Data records
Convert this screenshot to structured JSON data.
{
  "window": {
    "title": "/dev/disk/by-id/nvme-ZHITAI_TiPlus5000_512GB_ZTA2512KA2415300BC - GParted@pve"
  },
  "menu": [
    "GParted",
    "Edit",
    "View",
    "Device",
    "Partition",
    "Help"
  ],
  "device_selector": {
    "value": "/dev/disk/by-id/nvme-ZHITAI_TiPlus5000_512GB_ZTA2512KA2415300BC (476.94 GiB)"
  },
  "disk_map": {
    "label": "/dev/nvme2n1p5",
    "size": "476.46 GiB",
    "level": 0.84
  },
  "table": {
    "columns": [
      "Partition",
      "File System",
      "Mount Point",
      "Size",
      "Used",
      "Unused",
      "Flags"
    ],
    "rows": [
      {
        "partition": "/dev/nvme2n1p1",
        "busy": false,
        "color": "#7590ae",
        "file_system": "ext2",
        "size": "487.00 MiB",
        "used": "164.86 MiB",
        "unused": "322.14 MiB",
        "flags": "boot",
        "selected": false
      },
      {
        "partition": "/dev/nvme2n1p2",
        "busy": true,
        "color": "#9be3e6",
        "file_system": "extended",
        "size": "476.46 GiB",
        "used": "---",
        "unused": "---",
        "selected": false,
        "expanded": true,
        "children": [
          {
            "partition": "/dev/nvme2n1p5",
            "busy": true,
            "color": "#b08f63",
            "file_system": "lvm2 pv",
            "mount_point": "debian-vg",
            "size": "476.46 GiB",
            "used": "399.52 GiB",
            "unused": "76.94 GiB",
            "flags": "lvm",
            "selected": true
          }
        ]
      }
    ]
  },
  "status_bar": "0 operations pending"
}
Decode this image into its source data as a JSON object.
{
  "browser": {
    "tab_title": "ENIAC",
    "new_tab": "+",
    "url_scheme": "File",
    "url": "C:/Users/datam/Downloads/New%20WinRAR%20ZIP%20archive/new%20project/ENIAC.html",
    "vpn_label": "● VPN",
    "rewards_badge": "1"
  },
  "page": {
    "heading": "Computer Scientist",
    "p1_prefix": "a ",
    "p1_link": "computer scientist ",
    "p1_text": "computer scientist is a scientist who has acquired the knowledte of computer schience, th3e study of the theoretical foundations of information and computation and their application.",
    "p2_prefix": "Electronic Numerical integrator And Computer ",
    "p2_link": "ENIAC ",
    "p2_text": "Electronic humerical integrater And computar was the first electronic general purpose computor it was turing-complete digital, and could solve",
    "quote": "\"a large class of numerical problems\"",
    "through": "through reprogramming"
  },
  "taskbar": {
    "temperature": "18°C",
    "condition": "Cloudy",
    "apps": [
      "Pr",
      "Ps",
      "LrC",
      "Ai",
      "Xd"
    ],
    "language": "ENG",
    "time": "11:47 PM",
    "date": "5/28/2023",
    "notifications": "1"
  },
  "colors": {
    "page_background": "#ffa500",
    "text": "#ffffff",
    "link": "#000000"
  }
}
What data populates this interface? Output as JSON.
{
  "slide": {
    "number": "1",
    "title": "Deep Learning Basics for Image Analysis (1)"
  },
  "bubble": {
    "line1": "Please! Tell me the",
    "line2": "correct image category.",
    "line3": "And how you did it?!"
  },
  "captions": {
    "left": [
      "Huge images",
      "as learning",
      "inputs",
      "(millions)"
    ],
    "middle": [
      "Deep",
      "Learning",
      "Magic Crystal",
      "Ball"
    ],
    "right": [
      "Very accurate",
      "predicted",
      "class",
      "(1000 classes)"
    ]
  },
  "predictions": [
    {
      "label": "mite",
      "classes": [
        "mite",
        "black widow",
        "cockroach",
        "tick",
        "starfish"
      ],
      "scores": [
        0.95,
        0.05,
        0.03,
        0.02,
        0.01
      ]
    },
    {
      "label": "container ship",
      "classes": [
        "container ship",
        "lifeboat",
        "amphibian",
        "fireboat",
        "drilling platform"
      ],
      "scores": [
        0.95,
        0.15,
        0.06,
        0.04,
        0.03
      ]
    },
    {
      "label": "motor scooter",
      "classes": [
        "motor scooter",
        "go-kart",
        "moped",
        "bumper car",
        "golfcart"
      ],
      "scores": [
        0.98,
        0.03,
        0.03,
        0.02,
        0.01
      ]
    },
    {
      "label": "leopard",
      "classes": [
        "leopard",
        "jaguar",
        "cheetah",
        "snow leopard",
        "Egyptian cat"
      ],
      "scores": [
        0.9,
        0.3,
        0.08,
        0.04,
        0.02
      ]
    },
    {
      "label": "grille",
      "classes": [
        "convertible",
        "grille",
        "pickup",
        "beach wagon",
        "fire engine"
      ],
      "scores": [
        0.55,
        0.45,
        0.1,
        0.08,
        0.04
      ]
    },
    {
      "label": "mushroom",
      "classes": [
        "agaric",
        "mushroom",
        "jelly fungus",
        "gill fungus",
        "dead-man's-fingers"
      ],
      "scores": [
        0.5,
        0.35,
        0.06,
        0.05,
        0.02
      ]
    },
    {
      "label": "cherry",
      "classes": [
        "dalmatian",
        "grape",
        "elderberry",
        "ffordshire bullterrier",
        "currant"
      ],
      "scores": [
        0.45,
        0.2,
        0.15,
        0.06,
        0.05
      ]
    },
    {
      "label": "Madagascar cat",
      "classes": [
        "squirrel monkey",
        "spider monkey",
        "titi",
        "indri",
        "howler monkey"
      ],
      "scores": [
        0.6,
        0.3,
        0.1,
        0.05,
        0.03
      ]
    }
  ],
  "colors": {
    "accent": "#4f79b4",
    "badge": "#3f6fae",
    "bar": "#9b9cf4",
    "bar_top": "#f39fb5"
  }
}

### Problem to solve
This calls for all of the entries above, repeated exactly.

### Output
Convert this screenshot to structured JSON data.
{
  "window": {
    "title": "/dev/disk/by-id/nvme-ZHITAI_TiPlus5000_512GB_ZTA2512KA2415300BC - GParted@pve"
  },
  "menu": [
    "GParted",
    "Edit",
    "View",
    "Device",
    "Partition",
    "Help"
  ],
  "device_selector": {
    "value": "/dev/disk/by-id/nvme-ZHITAI_TiPlus5000_512GB_ZTA2512KA2415300BC (476.94 GiB)"
  },
  "disk_map": {
    "label": "/dev/nvme2n1p5",
    "size": "476.46 GiB",
    "level": 0.84
  },
  "table": {
    "columns": [
      "Partition",
      "File System",
      "Mount Point",
      "Size",
      "Used",
      "Unused",
      "Flags"
    ],
    "rows": [
      {
        "partition": "/dev/nvme2n1p1",
        "busy": false,
        "color": "#7590ae",
        "file_system": "ext2",
        "size": "487.00 MiB",
        "used": "164.86 MiB",
        "unused": "322.14 MiB",
        "flags": "boot",
        "selected": false
      },
      {
        "partition": "/dev/nvme2n1p2",
        "busy": true,
        "color": "#9be3e6",
        "file_system": "extended",
        "size": "476.46 GiB",
        "used": "---",
        "unused": "---",
        "selected": false,
        "expanded": true,
        "children": [
          {
            "partition": "/dev/nvme2n1p5",
            "busy": true,
            "color": "#b08f63",
            "file_system": "lvm2 pv",
            "mount_point": "debian-vg",
            "size": "476.46 GiB",
            "used": "399.52 GiB",
            "unused": "76.94 GiB",
            "flags": "lvm",
            "selected": true
          }
        ]
      }
    ]
  },
  "status_bar": "0 operations pending"
}
Decode this image into its source data as a JSON object.
{
  "browser": {
    "tab_title": "ENIAC",
    "new_tab": "+",
    "url_scheme": "File",
    "url": "C:/Users/datam/Downloads/New%20WinRAR%20ZIP%20archive/new%20project/ENIAC.html",
    "vpn_label": "● VPN",
    "rewards_badge": "1"
  },
  "page": {
    "heading": "Computer Scientist",
    "p1_prefix": "a ",
    "p1_link": "computer scientist ",
    "p1_text": "computer scientist is a scientist who has acquired the knowledte of computer schience, th3e study of the theoretical foundations of information and computation and their application.",
    "p2_prefix": "Electronic Numerical integrator And Computer ",
    "p2_link": "ENIAC ",
    "p2_text": "Electronic humerical integrater And computar was the first electronic general purpose computor it was turing-complete digital, and could solve",
    "quote": "\"a large class of numerical problems\"",
    "through": "through reprogramming"
  },
  "taskbar": {
    "temperature": "18°C",
    "condition": "Cloudy",
    "apps": [
      "Pr",
      "Ps",
      "LrC",
      "Ai",
      "Xd"
    ],
    "language": "ENG",
    "time": "11:47 PM",
    "date": "5/28/2023",
    "notifications": "1"
  },
  "colors": {
    "page_background": "#ffa500",
    "text": "#ffffff",
    "link": "#000000"
  }
}
What data populates this interface? Output as JSON.
{
  "slide": {
    "number": "1",
    "title": "Deep Learning Basics for Image Analysis (1)"
  },
  "bubble": {
    "line1": "Please! Tell me the",
    "line2": "correct image category.",
    "line3": "And how you did it?!"
  },
  "captions": {
    "left": [
      "Huge images",
      "as learning",
      "inputs",
      "(millions)"
    ],
    "middle": [
      "Deep",
      "Learning",
      "Magic Crystal",
      "Ball"
    ],
    "right": [
      "Very accurate",
      "predicted",
      "class",
      "(1000 classes)"
    ]
  },
  "predictions": [
    {
      "label": "mite",
      "classes": [
        "mite",
        "black widow",
        "cockroach",
        "tick",
        "starfish"
      ],
      "scores": [
        0.95,
        0.05,
        0.03,
        0.02,
        0.01
      ]
    },
    {
      "label": "container ship",
      "classes": [
        "container ship",
        "lifeboat",
        "amphibian",
        "fireboat",
        "drilling platform"
      ],
      "scores": [
        0.95,
        0.15,
        0.06,
        0.04,
        0.03
      ]
    },
    {
      "label": "motor scooter",
      "classes": [
        "motor scooter",
        "go-kart",
        "moped",
        "bumper car",
        "golfcart"
      ],
      "scores": [
        0.98,
        0.03,
        0.03,
        0.02,
        0.01
      ]
    },
    {
      "label": "leopard",
      "classes": [
        "leopard",
        "jaguar",
        "cheetah",
        "snow leopard",
        "Egyptian cat"
      ],
      "scores": [
        0.9,
        0.3,
        0.08,
        0.04,
        0.02
      ]
    },
    {
      "label": "grille",
      "classes": [
        "convertible",
        "grille",
        "pickup",
        "beach wagon",
        "fire engine"
      ],
      "scores": [
        0.55,
        0.45,
        0.1,
        0.08,
        0.04
      ]
    },
    {
      "label": "mushroom",
      "classes": [
        "agaric",
        "mushroom",
        "jelly fungus",
        "gill fungus",
        "dead-man's-fingers"
      ],
      "scores": [
        0.5,
        0.35,
        0.06,
        0.05,
        0.02
      ]
    },
    {
      "label": "cherry",
      "classes": [
        "dalmatian",
        "grape",
        "elderberry",
        "ffordshire bullterrier",
        "currant"
      ],
      "scores": [
        0.45,
        0.2,
        0.15,
        0.06,
        0.05
      ]
    },
    {
      "label": "Madagascar cat",
      "classes": [
        "squirrel monkey",
        "spider monkey",
        "titi",
        "indri",
        "howler monkey"
      ],
      "scores": [
        0.6,
        0.3,
        0.1,
        0.05,
        0.03
      ]
    }
  ],
  "colors": {
    "accent": "#4f79b4",
    "badge": "#3f6fae",
    "bar": "#9b9cf4",
    "bar_top": "#f39fb5"
  }
}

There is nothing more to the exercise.